“The new FT60 TRS car will, of course, be even quicker and a definite step up in lap time so it should be a really interesting car.”
Back home in Auckland, his feet were firmly back on the ground after a glamorous year of driving missiles around iconic European circuits. It is back to the more mundane. When we spoke he’d just run his parents to the airport at 5 am and was about to leave to drive his younger brother to school. Still, after the year he has had a bit of grounding won’t do the ambitious teenager any harm.
I’m sure both were ahead of their arrival times as Liam is still keeping his eye in as up next it’s the Mighty Macau on the 3rd weekend of November.
This is, without doubt, the ultimate race and the ultimate challenge. All the best F3 drivers will be there from all over the world. Personally, it is my favourite weekend of the year and this will be my 23rd year in a row as the lead commentator. I’ve seen the streets of Macau sort out the men from the boys and I’ve seen its famous streets make and break many a young driver’s career.
Senna, Schumacher and more recently Rosenquist and Ticktum have made their name at Macau.
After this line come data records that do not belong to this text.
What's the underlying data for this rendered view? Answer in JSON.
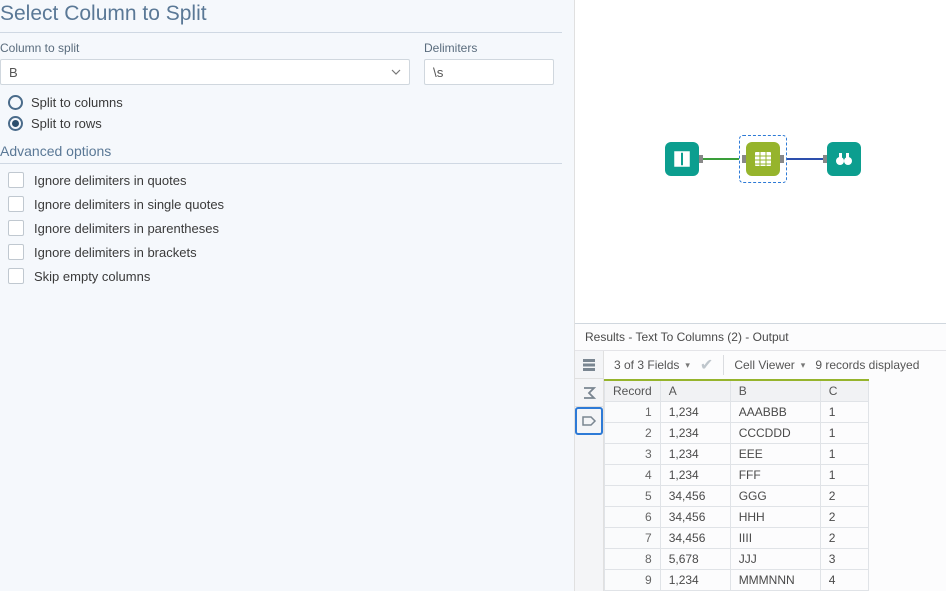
{
  "config": {
    "title": "Select Column to Split",
    "column_label": "Column to split",
    "column_value": "B",
    "delimiters_label": "Delimiters",
    "delimiters_value": "\\s",
    "radio_cols": "Split to columns",
    "radio_rows": "Split to rows",
    "adv_title": "Advanced options",
    "opts": {
      "quotes": "Ignore delimiters in quotes",
      "squotes": "Ignore delimiters in single quotes",
      "parens": "Ignore delimiters in parentheses",
      "brackets": "Ignore delimiters in brackets",
      "skip": "Skip empty columns"
    }
  },
  "results": {
    "title": "Results - Text To Columns (2) - Output",
    "fields_text": "3 of 3 Fields",
    "cell_viewer": "Cell Viewer",
    "records_text": "9 records displayed",
    "headers": {
      "rec": "Record",
      "a": "A",
      "b": "B",
      "c": "C"
    },
    "rows": [
      {
        "n": "1",
        "a": "1,234",
        "b": "AAABBB",
        "c": "1"
      },
      {
        "n": "2",
        "a": "1,234",
        "b": "CCCDDD",
        "c": "1"
      },
      {
        "n": "3",
        "a": "1,234",
        "b": "EEE",
        "c": "1"
      },
      {
        "n": "4",
        "a": "1,234",
        "b": "FFF",
        "c": "1"
      },
      {
        "n": "5",
        "a": "34,456",
        "b": "GGG",
        "c": "2"
      },
      {
        "n": "6",
        "a": "34,456",
        "b": "HHH",
        "c": "2"
      },
      {
        "n": "7",
        "a": "34,456",
        "b": "IIII",
        "c": "2"
      },
      {
        "n": "8",
        "a": "5,678",
        "b": "JJJ",
        "c": "3"
      },
      {
        "n": "9",
        "a": "1,234",
        "b": "MMMNNN",
        "c": "4"
      }
    ]
  }
}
There’s also a long list of those that have failed to meet the challenge and often disappear into the racing annals for its a place that doesn’t give any second chances and those that race there know they are racing against the most challenging circuit in the world as well as the best in their peer group. Lawson has studied his history of the event and as a rookie is under no illusions.
“I’m very excited to be going as I’ve been wanting to for many years now. I watched it live the last couple of years. This year, as it’s my first, I am going to go in with a very open mind as this will definitely be a learning year at Macau for me. MP, my team, have never been to Macau before either, so it’s going to be a real challenge for both of us . I’m usually a very attacking driver and aggressive so I really need to bring that back and focus on learning the track. I have no real expectations of a result as I really don’t have any at the moment. It would be nice to finish as high up as we can so I’m going in with an open mind to do the best job we can and see where we are.
“Most of the guys I will have raced before, but there will drivers from all over the world and many I’ve raced before in TRS. I’m not going to be holding back but it’s important to finish the weekend.”
So what about the chances of Liam Lawson defending his title in Toyota next year. It would be the perfect tune-up for his second crack at FIA F3 and with a new car, he would relish the opportunity to show his talents again at home. Plus Red Bull have a habit of using TRS as a training ground as Richard Verschoor and Lucas Auer will attest.
“I think any kind of racing in the European winter like TRS in New Zealand is good. It’s a whole championship in five weeks and a great way to stay race fit before heading back to Europe.
“I would love to come back and do it again, but I have no idea yet. The new car will be quicker and in terms of the field with the same chassis used in Europe and more Super license points up for grabs, I think it’s going to attract a very strong field. It’s up to Red Bull as they decide the best thing for me and what they say goes. It’s been a great opportunity to drive with them as it has been a dream to drive and race for them since I was a kid. It’s pretty amazing right now for me.”
Red Bull have certainly given this Kiwi a chance to fly and he’s taking it. Personally I reckon it will continue to give him wings and so the path seems straight forward.
Top ten at Macau as a rookie, back to back Toyota titles in a new car. Celebrate his 18th birthday along the way then off to Europe to win the FIA title followed by a win at Macau. Follow that with a season or two in Super Formula in Japan and then it’s up to Red Bull which seat they have of the four in F1. Eventually its “Hello Max, I’m Liam, lets race.”
That’s just me. Liam is not thinking that as he takes his brother to school. He’s still educating himself for now and Macau in three weeks will be his biggest examination so far. It will be live-streamed worldwide so tune in and let’s see how he and Marcus Armstrong do.